GIVEN RECORDS »
┏━━
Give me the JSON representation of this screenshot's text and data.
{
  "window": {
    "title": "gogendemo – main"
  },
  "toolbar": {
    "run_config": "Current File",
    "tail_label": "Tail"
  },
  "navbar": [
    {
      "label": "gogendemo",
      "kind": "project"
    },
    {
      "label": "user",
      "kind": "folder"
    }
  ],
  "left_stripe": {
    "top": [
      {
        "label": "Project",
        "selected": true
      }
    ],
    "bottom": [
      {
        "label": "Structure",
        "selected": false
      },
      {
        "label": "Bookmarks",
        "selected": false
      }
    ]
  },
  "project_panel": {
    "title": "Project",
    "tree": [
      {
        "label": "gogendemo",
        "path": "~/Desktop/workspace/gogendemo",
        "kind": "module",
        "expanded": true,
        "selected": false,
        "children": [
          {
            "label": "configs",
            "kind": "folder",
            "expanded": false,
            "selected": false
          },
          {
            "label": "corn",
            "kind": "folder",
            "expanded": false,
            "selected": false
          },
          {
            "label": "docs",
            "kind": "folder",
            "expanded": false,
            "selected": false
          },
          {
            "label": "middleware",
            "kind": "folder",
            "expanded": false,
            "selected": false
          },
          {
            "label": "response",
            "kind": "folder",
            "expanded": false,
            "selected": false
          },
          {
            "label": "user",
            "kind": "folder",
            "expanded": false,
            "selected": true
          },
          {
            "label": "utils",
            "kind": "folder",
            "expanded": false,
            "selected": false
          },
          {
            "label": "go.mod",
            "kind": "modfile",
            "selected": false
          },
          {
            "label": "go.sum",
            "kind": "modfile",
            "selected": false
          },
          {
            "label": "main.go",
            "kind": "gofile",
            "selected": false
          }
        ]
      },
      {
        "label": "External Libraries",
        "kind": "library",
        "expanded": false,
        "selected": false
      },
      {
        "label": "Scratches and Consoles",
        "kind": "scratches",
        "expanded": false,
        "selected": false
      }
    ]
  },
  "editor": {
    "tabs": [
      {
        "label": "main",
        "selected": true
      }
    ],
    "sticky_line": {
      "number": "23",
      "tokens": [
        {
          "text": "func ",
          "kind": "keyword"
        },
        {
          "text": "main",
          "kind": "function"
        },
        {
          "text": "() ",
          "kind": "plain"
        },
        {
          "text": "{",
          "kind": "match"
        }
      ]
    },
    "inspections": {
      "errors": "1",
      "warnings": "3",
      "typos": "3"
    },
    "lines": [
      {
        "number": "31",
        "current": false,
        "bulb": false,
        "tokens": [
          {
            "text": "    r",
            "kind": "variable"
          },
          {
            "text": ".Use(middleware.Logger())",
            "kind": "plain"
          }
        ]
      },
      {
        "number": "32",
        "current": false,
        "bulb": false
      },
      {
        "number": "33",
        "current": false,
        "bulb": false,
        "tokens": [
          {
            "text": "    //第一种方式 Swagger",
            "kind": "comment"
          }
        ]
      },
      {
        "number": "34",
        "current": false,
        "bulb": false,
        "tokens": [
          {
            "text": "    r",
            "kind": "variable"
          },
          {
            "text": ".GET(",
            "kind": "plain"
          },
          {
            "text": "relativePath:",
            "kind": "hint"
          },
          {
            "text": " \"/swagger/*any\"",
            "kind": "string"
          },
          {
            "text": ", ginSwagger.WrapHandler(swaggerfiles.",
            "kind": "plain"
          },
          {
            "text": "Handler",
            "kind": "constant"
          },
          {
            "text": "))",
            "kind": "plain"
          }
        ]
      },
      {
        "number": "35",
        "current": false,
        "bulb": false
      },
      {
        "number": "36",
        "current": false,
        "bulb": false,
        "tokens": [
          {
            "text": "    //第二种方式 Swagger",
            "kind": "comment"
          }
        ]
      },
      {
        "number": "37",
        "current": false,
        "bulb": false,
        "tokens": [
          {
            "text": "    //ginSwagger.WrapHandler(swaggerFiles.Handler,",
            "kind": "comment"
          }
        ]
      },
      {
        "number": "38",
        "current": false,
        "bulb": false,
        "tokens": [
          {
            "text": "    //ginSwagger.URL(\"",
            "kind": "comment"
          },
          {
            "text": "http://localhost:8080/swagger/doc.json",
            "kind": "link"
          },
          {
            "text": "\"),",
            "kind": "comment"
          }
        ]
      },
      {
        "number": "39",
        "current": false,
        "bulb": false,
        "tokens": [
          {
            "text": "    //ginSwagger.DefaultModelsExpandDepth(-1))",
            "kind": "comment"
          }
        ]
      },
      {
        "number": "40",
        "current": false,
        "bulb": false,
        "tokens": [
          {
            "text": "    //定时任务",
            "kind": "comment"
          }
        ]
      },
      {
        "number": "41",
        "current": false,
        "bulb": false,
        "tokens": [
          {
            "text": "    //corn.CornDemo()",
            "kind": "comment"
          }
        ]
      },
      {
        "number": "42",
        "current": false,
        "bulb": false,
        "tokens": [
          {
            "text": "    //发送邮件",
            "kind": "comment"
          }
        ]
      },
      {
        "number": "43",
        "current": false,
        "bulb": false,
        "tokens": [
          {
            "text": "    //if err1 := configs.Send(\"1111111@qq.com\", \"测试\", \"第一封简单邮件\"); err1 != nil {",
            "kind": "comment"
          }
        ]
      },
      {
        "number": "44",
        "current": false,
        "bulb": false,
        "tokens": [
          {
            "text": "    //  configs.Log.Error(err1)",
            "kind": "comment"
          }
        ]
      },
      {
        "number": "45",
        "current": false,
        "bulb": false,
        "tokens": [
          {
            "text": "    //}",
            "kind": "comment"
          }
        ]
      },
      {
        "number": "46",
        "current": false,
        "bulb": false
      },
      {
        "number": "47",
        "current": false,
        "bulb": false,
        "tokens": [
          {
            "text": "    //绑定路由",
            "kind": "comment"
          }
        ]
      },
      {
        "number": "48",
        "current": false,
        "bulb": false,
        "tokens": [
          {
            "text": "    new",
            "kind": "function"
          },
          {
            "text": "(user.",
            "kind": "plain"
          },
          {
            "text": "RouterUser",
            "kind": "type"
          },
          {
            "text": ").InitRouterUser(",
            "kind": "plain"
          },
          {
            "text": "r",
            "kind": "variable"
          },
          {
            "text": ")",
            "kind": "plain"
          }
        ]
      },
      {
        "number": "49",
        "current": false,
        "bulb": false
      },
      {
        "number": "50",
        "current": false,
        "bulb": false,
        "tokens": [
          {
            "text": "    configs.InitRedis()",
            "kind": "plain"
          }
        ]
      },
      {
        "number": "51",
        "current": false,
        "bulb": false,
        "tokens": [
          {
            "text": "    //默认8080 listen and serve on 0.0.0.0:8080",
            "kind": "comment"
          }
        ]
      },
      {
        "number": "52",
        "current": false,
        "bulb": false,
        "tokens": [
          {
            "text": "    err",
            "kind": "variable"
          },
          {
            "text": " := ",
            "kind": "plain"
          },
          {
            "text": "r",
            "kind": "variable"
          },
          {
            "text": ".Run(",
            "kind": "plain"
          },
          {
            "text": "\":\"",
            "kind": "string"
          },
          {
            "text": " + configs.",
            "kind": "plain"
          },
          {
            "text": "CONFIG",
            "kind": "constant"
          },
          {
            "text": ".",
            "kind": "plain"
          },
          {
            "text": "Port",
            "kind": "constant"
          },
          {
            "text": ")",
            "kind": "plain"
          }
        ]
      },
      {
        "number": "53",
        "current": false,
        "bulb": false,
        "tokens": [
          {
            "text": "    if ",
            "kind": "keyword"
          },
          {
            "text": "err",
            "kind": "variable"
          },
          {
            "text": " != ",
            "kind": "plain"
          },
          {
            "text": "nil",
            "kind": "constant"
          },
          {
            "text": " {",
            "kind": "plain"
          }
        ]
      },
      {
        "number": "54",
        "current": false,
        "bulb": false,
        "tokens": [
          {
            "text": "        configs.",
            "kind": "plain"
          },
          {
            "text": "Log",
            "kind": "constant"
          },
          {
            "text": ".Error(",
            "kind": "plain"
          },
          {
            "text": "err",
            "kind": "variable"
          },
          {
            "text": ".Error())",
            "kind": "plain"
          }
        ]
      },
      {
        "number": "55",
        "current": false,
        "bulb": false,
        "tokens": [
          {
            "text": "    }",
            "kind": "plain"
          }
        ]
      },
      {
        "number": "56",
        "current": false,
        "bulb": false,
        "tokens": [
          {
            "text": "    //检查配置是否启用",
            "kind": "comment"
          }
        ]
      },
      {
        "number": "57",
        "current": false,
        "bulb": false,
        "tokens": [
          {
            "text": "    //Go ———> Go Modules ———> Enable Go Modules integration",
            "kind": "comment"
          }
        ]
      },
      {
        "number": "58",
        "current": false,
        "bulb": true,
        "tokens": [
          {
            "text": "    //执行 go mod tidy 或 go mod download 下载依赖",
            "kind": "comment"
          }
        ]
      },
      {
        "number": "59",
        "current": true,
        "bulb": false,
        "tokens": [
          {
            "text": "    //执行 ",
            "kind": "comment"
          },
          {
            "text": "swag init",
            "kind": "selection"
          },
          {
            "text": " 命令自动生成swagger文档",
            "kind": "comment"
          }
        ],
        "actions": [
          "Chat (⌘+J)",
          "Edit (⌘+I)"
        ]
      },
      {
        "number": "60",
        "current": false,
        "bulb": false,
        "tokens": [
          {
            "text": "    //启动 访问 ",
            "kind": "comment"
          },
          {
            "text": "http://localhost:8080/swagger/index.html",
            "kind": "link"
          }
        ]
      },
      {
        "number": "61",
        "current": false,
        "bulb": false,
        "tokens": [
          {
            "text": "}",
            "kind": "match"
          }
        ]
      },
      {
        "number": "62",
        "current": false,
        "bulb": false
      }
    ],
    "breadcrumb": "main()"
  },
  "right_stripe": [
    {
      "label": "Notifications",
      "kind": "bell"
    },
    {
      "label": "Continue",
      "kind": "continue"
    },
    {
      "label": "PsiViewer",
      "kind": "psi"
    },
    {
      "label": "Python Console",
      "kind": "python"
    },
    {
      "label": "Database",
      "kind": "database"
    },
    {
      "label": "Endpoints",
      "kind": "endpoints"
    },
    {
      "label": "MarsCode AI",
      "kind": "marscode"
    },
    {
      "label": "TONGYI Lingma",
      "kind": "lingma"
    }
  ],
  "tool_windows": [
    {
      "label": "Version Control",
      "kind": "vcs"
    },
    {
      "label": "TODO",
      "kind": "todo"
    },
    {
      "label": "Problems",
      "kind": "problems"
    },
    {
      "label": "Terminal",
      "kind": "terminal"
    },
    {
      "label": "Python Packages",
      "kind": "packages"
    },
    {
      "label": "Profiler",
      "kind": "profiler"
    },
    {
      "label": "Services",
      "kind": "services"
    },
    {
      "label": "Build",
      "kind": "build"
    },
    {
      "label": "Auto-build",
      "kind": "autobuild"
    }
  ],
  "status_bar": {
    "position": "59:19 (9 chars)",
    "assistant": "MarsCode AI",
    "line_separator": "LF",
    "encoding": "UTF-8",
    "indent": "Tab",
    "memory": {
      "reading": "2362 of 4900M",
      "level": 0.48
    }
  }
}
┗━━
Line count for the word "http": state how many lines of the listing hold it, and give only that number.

2